This then leads to the Democrats becoming completely unelectable, unaccountable and then, finally, a ranting, heaving mob on the streets demanding an end to democracy because, irrationally, they believe the other side are better at buying votes than they are.

This "vote buying" line should become the Godwin's law of Thai political debate. As soon as you accuse people of engaging in it you lose the argument.
Rating: +10
I Chandler
"He even managed to balance the budget...He created a universal healthcare system - From the point of view of the opposition Democratic Party, all this was just “buying the people’s votes.”

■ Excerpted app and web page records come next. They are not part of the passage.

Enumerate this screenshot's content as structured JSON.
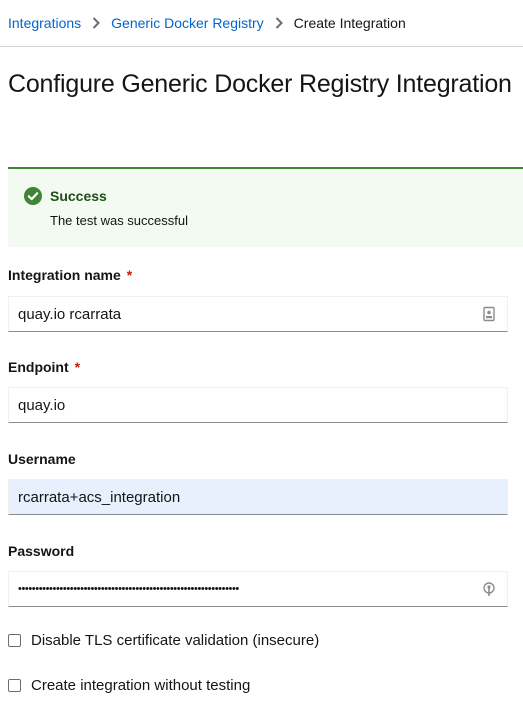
{
  "breadcrumb": {
    "items": [
      {
        "label": "Integrations"
      },
      {
        "label": "Generic Docker Registry"
      },
      {
        "label": "Create Integration"
      }
    ]
  },
  "page": {
    "title": "Configure Generic Docker Registry Integration"
  },
  "alert": {
    "title": "Success",
    "description": "The test was successful",
    "color": "#3e8635"
  },
  "form": {
    "integration_name": {
      "label": "Integration name",
      "required_marker": "*",
      "value": "quay.io rcarrata"
    },
    "endpoint": {
      "label": "Endpoint",
      "required_marker": "*",
      "value": "quay.io"
    },
    "username": {
      "label": "Username",
      "value": "rcarrata+acs_integration"
    },
    "password": {
      "label": "Password",
      "value": "••••••••••••••••••••••••••••••••••••••••••••••••••••••••••••••••"
    },
    "disable_tls": {
      "label": "Disable TLS certificate validation (insecure)",
      "checked": false
    },
    "skip_test": {
      "label": "Create integration without testing",
      "checked": false
    }
  },
  "icons": {
    "breadcrumb_separator": "chevron-right-icon",
    "alert": "check-circle-icon",
    "name_field": "password-manager-icon",
    "password_field": "password-manager-key-icon"
  }
}
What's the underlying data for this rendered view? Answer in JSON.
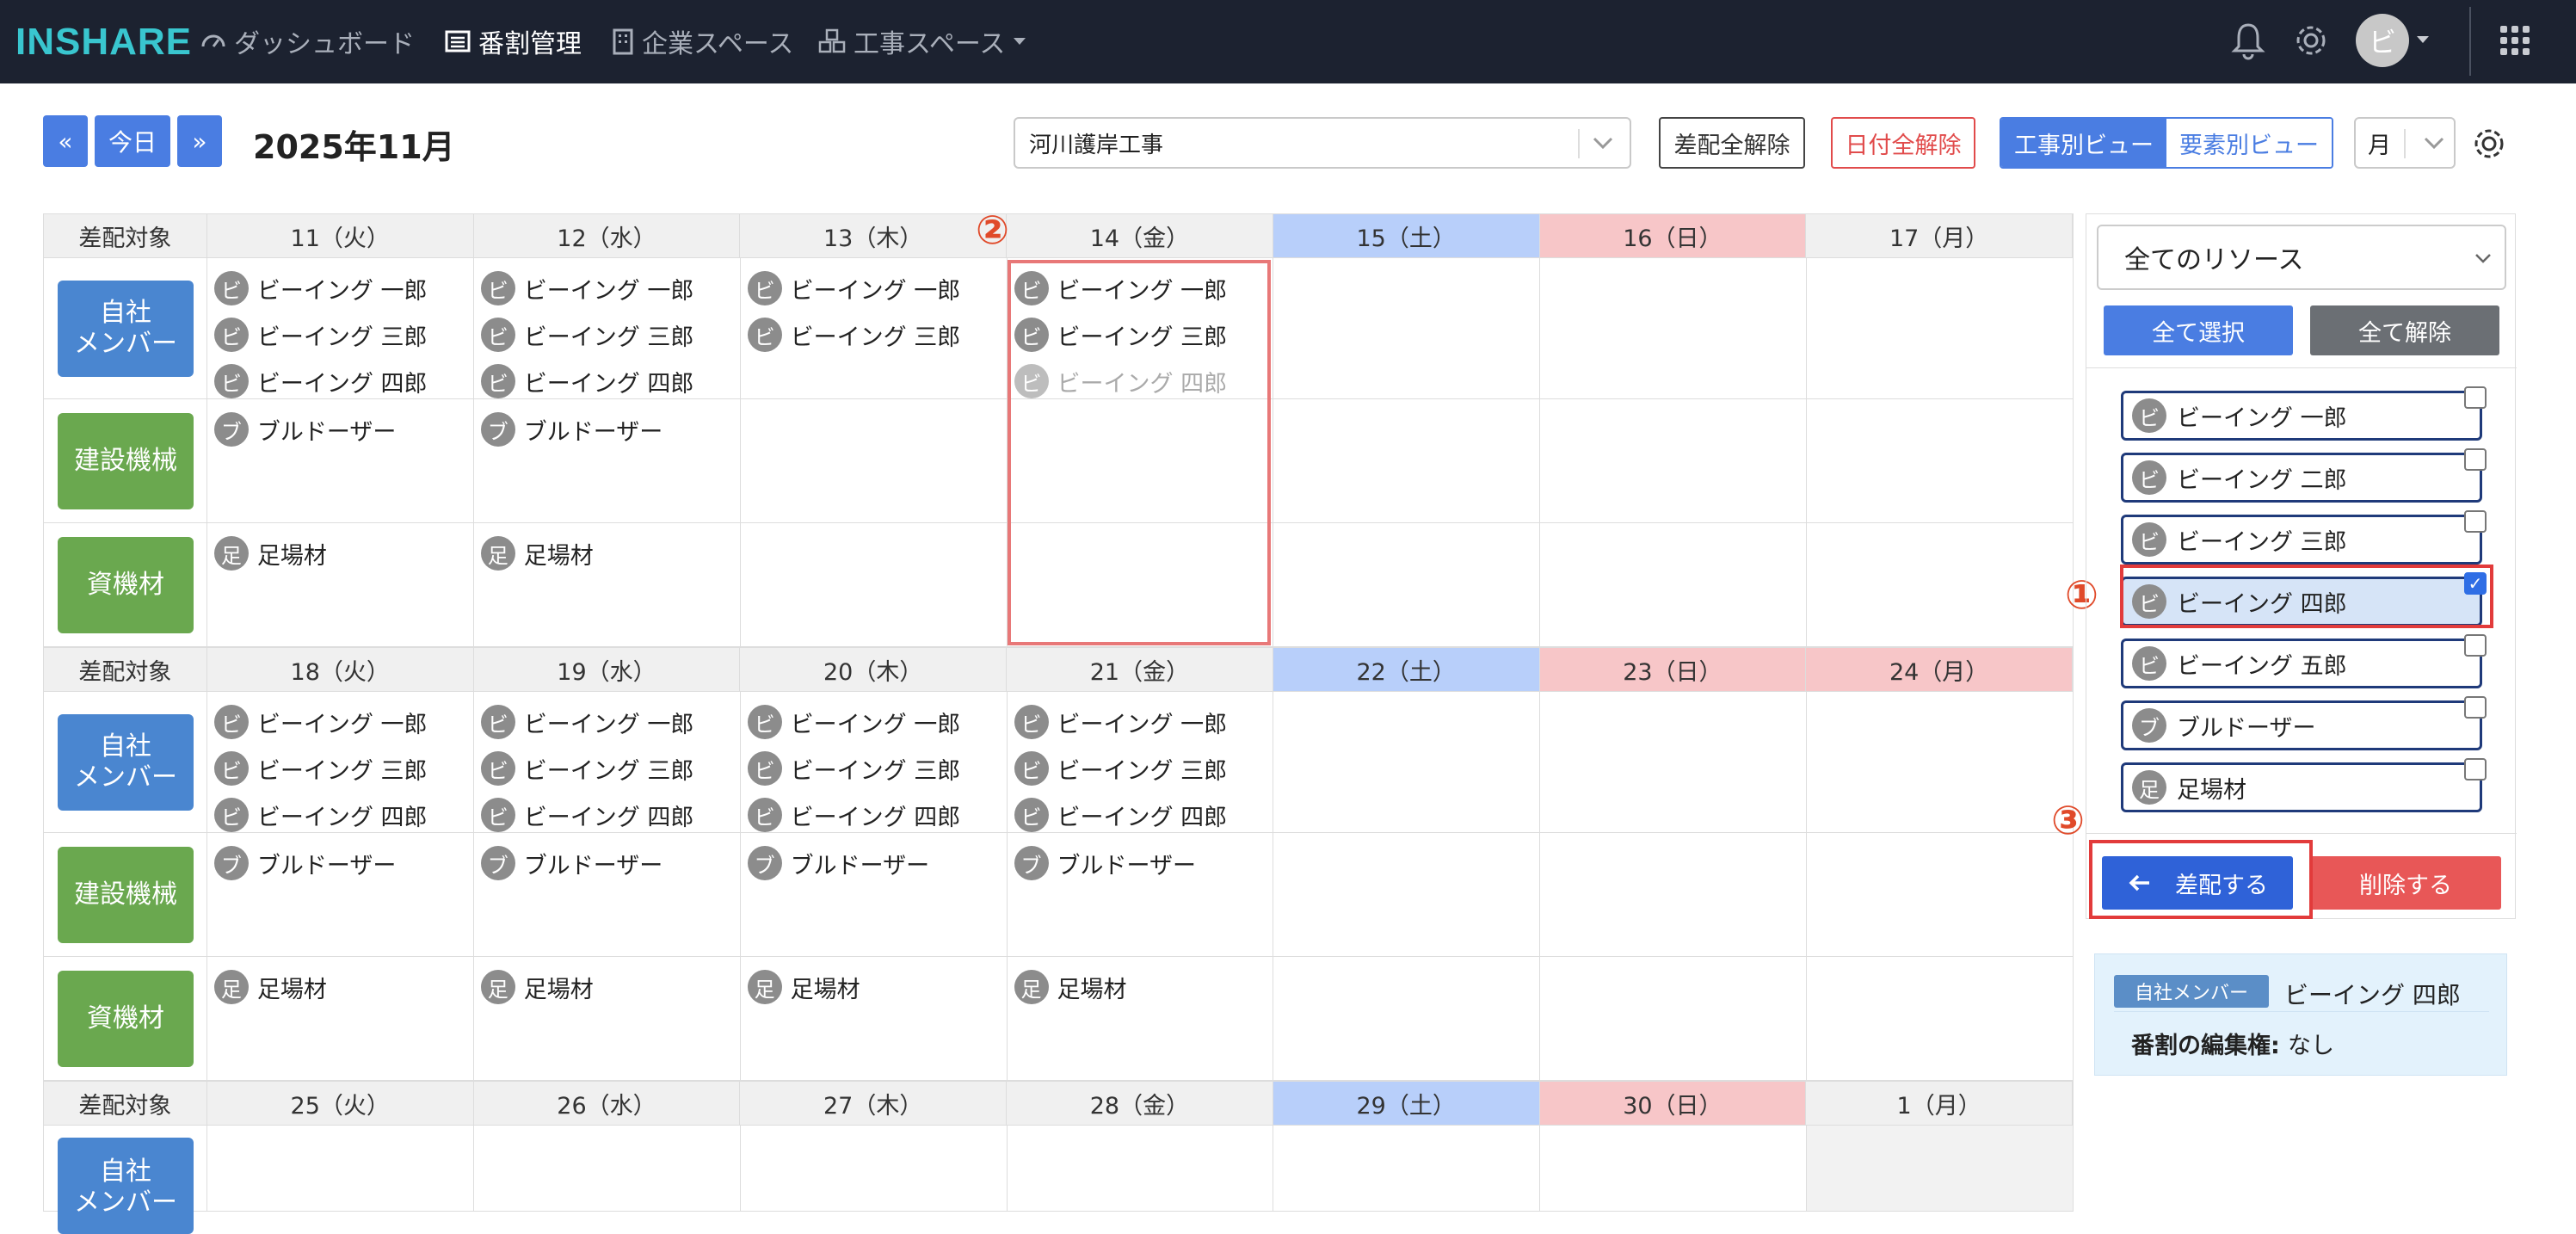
{
  "nav": {
    "logo": "INSHARE",
    "items": [
      {
        "label": "ダッシュボード"
      },
      {
        "label": "番割管理"
      },
      {
        "label": "企業スペース"
      },
      {
        "label": "工事スペース"
      }
    ],
    "avatar": "ビ"
  },
  "toolbar": {
    "prev": "«",
    "today": "今日",
    "next": "»",
    "month": "2025年11月",
    "project": "河川護岸工事",
    "clear_assign": "差配全解除",
    "clear_dates": "日付全解除",
    "view_by_project": "工事別ビュー",
    "view_by_element": "要素別ビュー",
    "period": "月"
  },
  "calendar": {
    "row_header_label": "差配対象",
    "categories": {
      "member": "自社\nメンバー",
      "machine": "建設機械",
      "material": "資機材"
    },
    "weeks": [
      {
        "days": [
          "11（火）",
          "12（水）",
          "13（木）",
          "14（金）",
          "15（土）",
          "16（日）",
          "17（月）"
        ],
        "members": [
          [
            "ビーイング 一郎",
            "ビーイング 三郎",
            "ビーイング 四郎"
          ],
          [
            "ビーイング 一郎",
            "ビーイング 三郎",
            "ビーイング 四郎"
          ],
          [
            "ビーイング 一郎",
            "ビーイング 三郎"
          ],
          [
            "ビーイング 一郎",
            "ビーイング 三郎",
            "ビーイング 四郎"
          ],
          [],
          [],
          []
        ],
        "machines": [
          [
            "ブルドーザー"
          ],
          [
            "ブルドーザー"
          ],
          [],
          [],
          [],
          [],
          []
        ],
        "materials": [
          [
            "足場材"
          ],
          [
            "足場材"
          ],
          [],
          [],
          [],
          [],
          []
        ]
      },
      {
        "days": [
          "18（火）",
          "19（水）",
          "20（木）",
          "21（金）",
          "22（土）",
          "23（日）",
          "24（月）"
        ],
        "members": [
          [
            "ビーイング 一郎",
            "ビーイング 三郎",
            "ビーイング 四郎"
          ],
          [
            "ビーイング 一郎",
            "ビーイング 三郎",
            "ビーイング 四郎"
          ],
          [
            "ビーイング 一郎",
            "ビーイング 三郎",
            "ビーイング 四郎"
          ],
          [
            "ビーイング 一郎",
            "ビーイング 三郎",
            "ビーイング 四郎"
          ],
          [],
          [],
          []
        ],
        "machines": [
          [
            "ブルドーザー"
          ],
          [
            "ブルドーザー"
          ],
          [
            "ブルドーザー"
          ],
          [
            "ブルドーザー"
          ],
          [],
          [],
          []
        ],
        "materials": [
          [
            "足場材"
          ],
          [
            "足場材"
          ],
          [
            "足場材"
          ],
          [
            "足場材"
          ],
          [],
          [],
          []
        ]
      },
      {
        "days": [
          "25（火）",
          "26（水）",
          "27（木）",
          "28（金）",
          "29（土）",
          "30（日）",
          "1（月）"
        ]
      }
    ]
  },
  "panel": {
    "resource_filter": "全てのリソース",
    "select_all": "全て選択",
    "deselect_all": "全て解除",
    "resources": [
      {
        "badge": "ビ",
        "label": "ビーイング 一郎",
        "checked": false
      },
      {
        "badge": "ビ",
        "label": "ビーイング 二郎",
        "checked": false
      },
      {
        "badge": "ビ",
        "label": "ビーイング 三郎",
        "checked": false
      },
      {
        "badge": "ビ",
        "label": "ビーイング 四郎",
        "checked": true
      },
      {
        "badge": "ビ",
        "label": "ビーイング 五郎",
        "checked": false
      },
      {
        "badge": "ブ",
        "label": "ブルドーザー",
        "checked": false
      },
      {
        "badge": "足",
        "label": "足場材",
        "checked": false
      }
    ],
    "assign": "差配する",
    "delete": "削除する",
    "info": {
      "badge": "自社メンバー",
      "name": "ビーイング 四郎",
      "perm_label": "番割の編集権:",
      "perm_value": "なし"
    }
  },
  "callouts": [
    "①",
    "②",
    "③"
  ],
  "colors": {
    "accent": "#4a7de2",
    "danger": "#e85757",
    "member": "#4a86d0",
    "machine": "#6aa84f",
    "saturday": "#b8cffa",
    "sunday": "#f7c6c8"
  }
}
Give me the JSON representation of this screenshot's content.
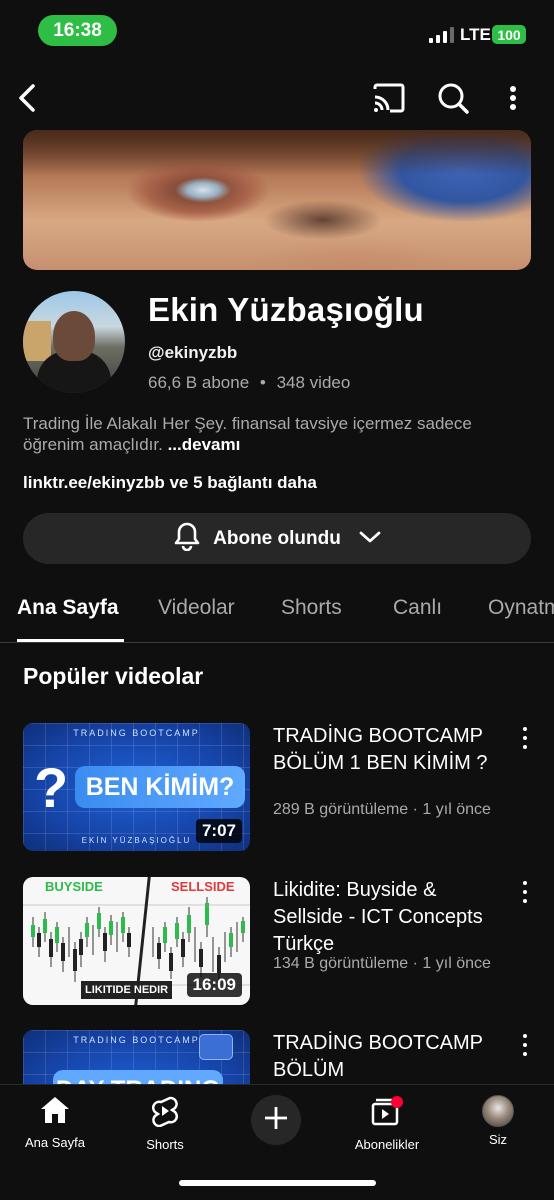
{
  "status_bar": {
    "time": "16:38",
    "network": "LTE",
    "battery": "100"
  },
  "channel": {
    "name": "Ekin Yüzbaşıoğlu",
    "handle": "@ekinyzbb",
    "subscribers": "66,6 B abone",
    "separator": "•",
    "video_count": "348 video",
    "description": "Trading İle Alakalı Her Şey. finansal tavsiye içermez sadece öğrenim amaçlıdır.",
    "description_more": "...devamı",
    "links": "linktr.ee/ekinyzbb ve 5 bağlantı daha",
    "subscribe_label": "Abone olundu"
  },
  "tabs": [
    {
      "label": "Ana Sayfa",
      "active": true
    },
    {
      "label": "Videolar",
      "active": false
    },
    {
      "label": "Shorts",
      "active": false
    },
    {
      "label": "Canlı",
      "active": false
    },
    {
      "label": "Oynatma listeleri",
      "active": false
    }
  ],
  "section": {
    "title": "Popüler videolar"
  },
  "videos": [
    {
      "title": "TRADİNG BOOTCAMP BÖLÜM 1 BEN KİMİM ?",
      "meta": "289 B görüntüleme · 1 yıl önce",
      "duration": "7:07",
      "thumb_top": "TRADING BOOTCAMP",
      "thumb_mark": "?",
      "thumb_text": "BEN KİMİM?",
      "thumb_bottom": "EKİN YÜZBAŞIOĞLU"
    },
    {
      "title": "Likidite: Buyside & Sellside - ICT Concepts Türkçe",
      "meta": "134 B görüntüleme · 1 yıl önce",
      "duration": "16:09",
      "thumb_left": "BUYSIDE",
      "thumb_right": "SELLSIDE",
      "thumb_label": "LIKITIDE NEDIR"
    },
    {
      "title": "TRADİNG BOOTCAMP BÖLÜM",
      "thumb_top": "TRADING BOOTCAMP",
      "thumb_text": "DAY TRADING"
    }
  ],
  "bottom_nav": {
    "home": "Ana Sayfa",
    "shorts": "Shorts",
    "subscriptions": "Abonelikler",
    "you": "Siz"
  },
  "icons": {
    "back": "back-arrow-icon",
    "cast": "cast-icon",
    "search": "search-icon",
    "more": "more-vertical-icon",
    "bell": "bell-icon",
    "chevron": "chevron-down-icon"
  },
  "colors": {
    "background": "#0f0f0f",
    "surface": "#272727",
    "secondary_text": "#aaaaaa",
    "status_green": "#2fbe45",
    "notification_red": "#ff0033"
  }
}
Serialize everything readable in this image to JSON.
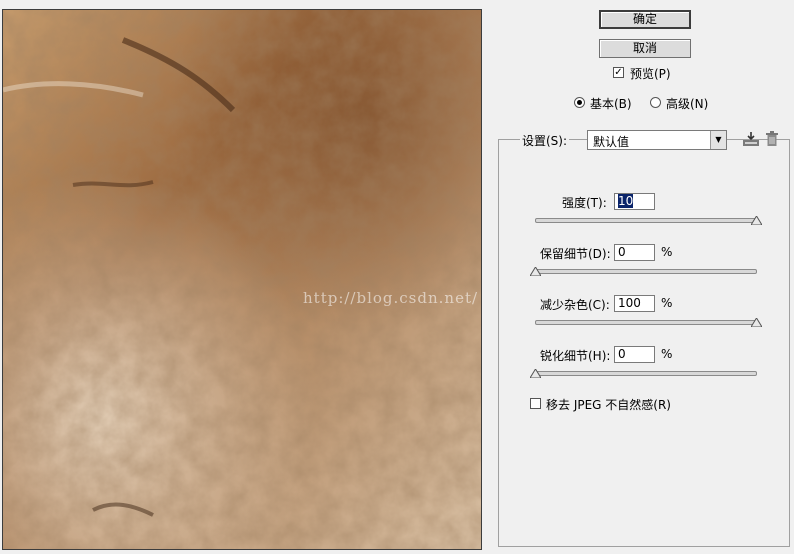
{
  "buttons": {
    "ok_label": "确定",
    "cancel_label": "取消"
  },
  "preview_checkbox": {
    "label": "预览(P)",
    "checked": true
  },
  "mode": {
    "basic_label": "基本(B)",
    "advanced_label": "高级(N)",
    "selected": "basic"
  },
  "settings": {
    "label": "设置(S):",
    "selected_value": "默认值"
  },
  "controls": [
    {
      "label": "强度(T):",
      "value": "10",
      "unit": "",
      "slider_fraction": 1.0
    },
    {
      "label": "保留细节(D):",
      "value": "0",
      "unit": "%",
      "slider_fraction": 0.0
    },
    {
      "label": "减少杂色(C):",
      "value": "100",
      "unit": "%",
      "slider_fraction": 1.0
    },
    {
      "label": "锐化细节(H):",
      "value": "0",
      "unit": "%",
      "slider_fraction": 0.0
    }
  ],
  "jpeg_checkbox": {
    "label": "移去 JPEG 不自然感(R)",
    "checked": false
  },
  "watermark": "http://blog.csdn.net/",
  "colors": {
    "dialog_bg": "#f0f0f0",
    "selection": "#0a246a",
    "stone": "#a87a52"
  }
}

Reminds one of Romney's comments last year about "47 Percent" who believe they are "entitled to health care, to food, to housing, to you name it..."

"He proved to be unbeatable."

When the Kennedy brothers looked unbeatable, Bush,Hoover and company conspired to overthrow them:

The leaders of the DRE, received $51,000 a month from the CIA, according to a memo found in the JFK Library in Boston:

"The main thing that distinguishes the opposition is its profound dislike for democracy ".

That organization, with a nice sounding name - National Endowment for Democracy also has a profound dislike for democracy ".
Rating: +5

I've read the comments and advise regarding my post with some amusement. Actually the anti democracy/class struggle drone should be the Goodwin's Law of Thai politics.
Yingluck's government has tried to rule by a dictatorial majority based on an election that wouldn't hold up as legitimate in the west. The corruption, nepotism, white and overt lies and incompetence of this administration are the issues the people in the street are protesting. Saying that the Democrats are or were the same is irrelevant and deserves another vote for Goodwin's Law.
I might have added that I've lived in Thailand for the last 25 years, in the North among those of "darker skin tones" that Mr. Somchai claims are the oppressed. Most would be surprised to learn that they are involved in a class struggle, but do look foreword to elections and that payoff.
Rating: -7
CarloS, here is some food for thought. Exit polls are very accurate. With the latest election, polls had Yingluck winning between 309 and 311 seats. She ends up winning 265. Someones were stuffing ballot boxes big time. The Dems need a platform other than get rid of Thaksin...
Rating: +3
Nong Moo
I think the article simplifies the conflict greatly. While the vote buying charge is used perhaps too often, there is truth to it. Also describing the yellow shirts as the right and the red shirts as the left, doesn't really work. Thailand's politics are unique to its culture and religion. You can't really port in western analogs neatly. Finally, while the yellow shirts include the wealthy for sure, the vast majority, while better off than the rural poor, would not be characterized as rich by most people in the west. This is largely a conflict between the countryside and the urban capital. We've seen such a conflict before in south east asia and reporters from the west should tred carefully. Let the Thai's sort this out, we don't need to add fuel to the flame or, worse, encourage western military intervention.
Rating: -2
I really wish this writer would do his research."They are “bought” not by bribes but by government spending on free health care and anti-poverty programmes." -Versus- A lawyer I met there gave me a succinct synopsis of the process: “It’s what happens when gangsters become politicians.”
Rating: -5
Carlos, this article (from two anti-Thaksin academics in the Bangkok Post no less!) explains why your vote-buying claims are unfounded:

In fact, the election was judged free and fair by neutral observers.
Rating: +2
Add new comment
To prevent automated spam submissions leave this field empty.